◆ Directions for this task
Lines in the entries below where the word "FLOOR" shows up should each be copied.

Segment Start: Supplied information

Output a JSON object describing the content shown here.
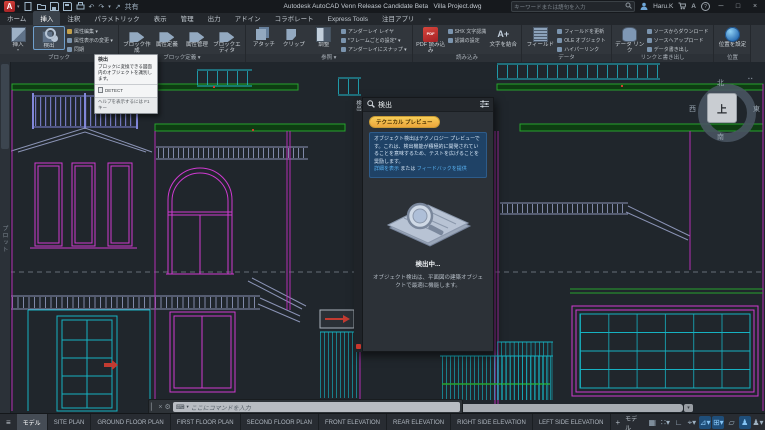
{
  "titlebar": {
    "logo": "A",
    "title": "Autodesk AutoCAD Venn Release Candidate Beta",
    "doc": "Villa Project.dwg",
    "share_label": "共有",
    "search_placeholder": "キーワードまたは語句を入力",
    "user": "Haru.K",
    "undo_glyph": "↶",
    "redo_glyph": "↷",
    "caret": "▾",
    "help_glyph": "?",
    "min_glyph": "─",
    "max_glyph": "□",
    "close_glyph": "×"
  },
  "ribbon_tabs": [
    "ホーム",
    "挿入",
    "注釈",
    "パラメトリック",
    "表示",
    "管理",
    "出力",
    "アドイン",
    "コラボレート",
    "Express Tools",
    "注目アプリ"
  ],
  "ribbon": {
    "groups": [
      {
        "label": "ブロック",
        "big": [
          "挿入",
          "検出"
        ],
        "stack": [
          "属性編集 ▾",
          "属性表示の変更 ▾",
          "同期"
        ]
      },
      {
        "label": "ブロック定義 ▾",
        "big": [
          "ブロック作成",
          "属性定義",
          "属性管理",
          "ブロックエディタ"
        ]
      },
      {
        "label": "参照 ▾",
        "big": [
          "アタッチ",
          "クリップ",
          "調整"
        ],
        "stack": [
          "アンダーレイ レイヤ",
          "*フレームごとの設定* ▾",
          "アンダーレイにスナップ ▾"
        ]
      },
      {
        "label": "読み込み",
        "big": [
          "PDF 読み込み",
          "文字を結合"
        ],
        "stack": [
          "SHX 文字認識",
          "認識の設定",
          ""
        ]
      },
      {
        "label": "データ",
        "big": [
          "フィールド"
        ],
        "stack": [
          "フィールドを更新",
          "OLE オブジェクト",
          "ハイパーリンク"
        ]
      },
      {
        "label": "リンクと書き出し",
        "big": [
          "データ リンク"
        ],
        "stack": [
          "ソースからダウンロード",
          "ソースへアップロード",
          "データ書き出し"
        ]
      },
      {
        "label": "位置",
        "big": [
          "位置を設定"
        ]
      }
    ],
    "pdf_icon_label": "PDF",
    "combine_icon_glyph": "A+"
  },
  "tooltip": {
    "title": "検出",
    "description": "ブロックに変換できる図面内のオブジェクトを識別します。",
    "command": "DETECT",
    "help": "ヘルプを表示するには F1 キー"
  },
  "panel": {
    "tab": "検出",
    "title": "検出",
    "badge": "テクニカル プレビュー",
    "info": "オブジェクト検出はテクノロジー プレビューです。これは、検出機能が積極的に開発されていることを意味するため、テストを広げることを奨励します。",
    "link1": "詳細を表示",
    "link_sep": " または ",
    "link2": "フィードバックを提供",
    "status": "検出中...",
    "description": "オブジェクト検出は、平面図の建築オブジェクトで最適に機能します。"
  },
  "viewcube": {
    "north": "北",
    "south": "南",
    "west": "西",
    "east": "東",
    "top": "上",
    "mini": "▪▪"
  },
  "left_strip_label": "プロット",
  "command_line": {
    "placeholder": "ここにコマンドを入力",
    "kbd_glyph": "⌨",
    "caret": "▾",
    "grip": "▏",
    "close": "×",
    "wrench": "⚙"
  },
  "layout_tabs": {
    "items": [
      "モデル",
      "SITE PLAN",
      "GROUND FLOOR PLAN",
      "FIRST FLOOR PLAN",
      "SECOND FLOOR PLAN",
      "FRONT ELEVATION",
      "REAR ELEVATION",
      "RIGHT SIDE ELEVATION",
      "LEFT SIDE ELEVATION"
    ],
    "add": "+",
    "burger": "≡"
  },
  "status_bar": {
    "model_label": "モデル",
    "icons": [
      {
        "name": "grid-icon",
        "g": "▦"
      },
      {
        "name": "snap-mode-icon",
        "g": "∷▾"
      },
      {
        "name": "ortho-icon",
        "g": "∟"
      },
      {
        "name": "polar-tracking-icon",
        "g": "⌖▾"
      },
      {
        "name": "isodraft-icon",
        "g": "⊿▾"
      },
      {
        "name": "object-snap-icon",
        "g": "⊞▾"
      },
      {
        "name": "lineweight-icon",
        "g": "▱"
      },
      {
        "name": "annotation-visibility-icon",
        "g": "♟"
      },
      {
        "name": "autoscale-icon",
        "g": "♟▾"
      },
      {
        "name": "workspace-icon",
        "g": "⚙▾"
      },
      {
        "name": "isolate-objects-icon",
        "g": "⊕"
      },
      {
        "name": "graphics-performance-icon",
        "g": "▭"
      },
      {
        "name": "clean-screen-icon",
        "g": "▣"
      },
      {
        "name": "customization-icon",
        "g": "≡"
      }
    ]
  },
  "scrollbar_caret": "▾"
}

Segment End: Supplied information

◆ Your solution
      "GROUND FLOOR PLAN",
      "FIRST FLOOR PLAN",
      "SECOND FLOOR PLAN",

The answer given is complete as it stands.